## WHAT IS EXPECTED
From the records below, give the number of lines that include the word "instagram". Add no other words.

-- Opening Marker --

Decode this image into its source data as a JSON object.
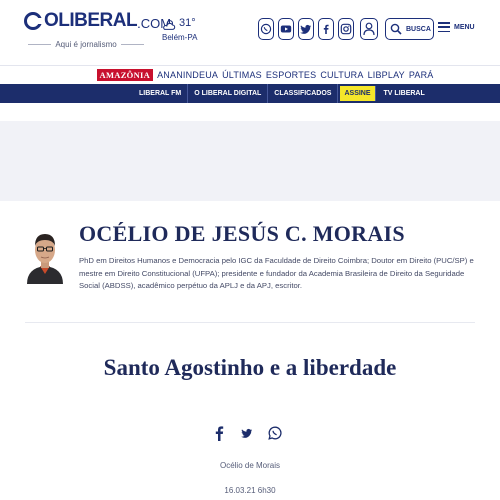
{
  "header": {
    "logo_text": "OLIBERAL",
    "logo_domain": ".COM",
    "tagline": "Aqui é jornalismo",
    "weather": {
      "temperature": "31°",
      "city": "Belém-PA",
      "icon": "cloud-sun-icon"
    },
    "social": [
      {
        "name": "whatsapp",
        "icon": "whatsapp-icon"
      },
      {
        "name": "youtube",
        "icon": "youtube-icon"
      },
      {
        "name": "twitter",
        "icon": "twitter-icon"
      },
      {
        "name": "facebook",
        "icon": "facebook-icon"
      },
      {
        "name": "instagram",
        "icon": "instagram-icon"
      }
    ],
    "user_icon": "user-icon",
    "search_label": "BUSCA",
    "menu_label": "MENU"
  },
  "nav_primary": {
    "brand_badge": "AMAZÔNIA",
    "items": [
      "ANANINDEUA",
      "ÚLTIMAS",
      "ESPORTES",
      "CULTURA",
      "LIBPLAY",
      "PARÁ"
    ]
  },
  "nav_secondary": {
    "items": [
      "LIBERAL FM",
      "O LIBERAL DIGITAL",
      "CLASSIFICADOS",
      "ASSINE",
      "TV LIBERAL"
    ]
  },
  "author": {
    "name": "OCÉLIO DE JESÚS C. MORAIS",
    "bio": "PhD em Direitos Humanos e Democracia pelo IGC da Faculdade de Direito Coimbra; Doutor em Direito (PUC/SP) e mestre em Direito Constitucional (UFPA); presidente e fundador da Academia Brasileira de Direito da Seguridade Social (ABDSS), acadêmico perpétuo da APLJ e da APJ, escritor."
  },
  "article": {
    "title": "Santo Agostinho e a liberdade",
    "share": [
      "facebook-icon",
      "twitter-icon",
      "whatsapp-icon"
    ],
    "byline": "Océlio de Morais",
    "date": "16.03.21 6h30"
  },
  "colors": {
    "brand_navy": "#1c2d6b",
    "amazonia_red": "#c8102e",
    "assine_yellow": "#f5e62a"
  }
}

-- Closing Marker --

## WRITTEN RESPONSE
2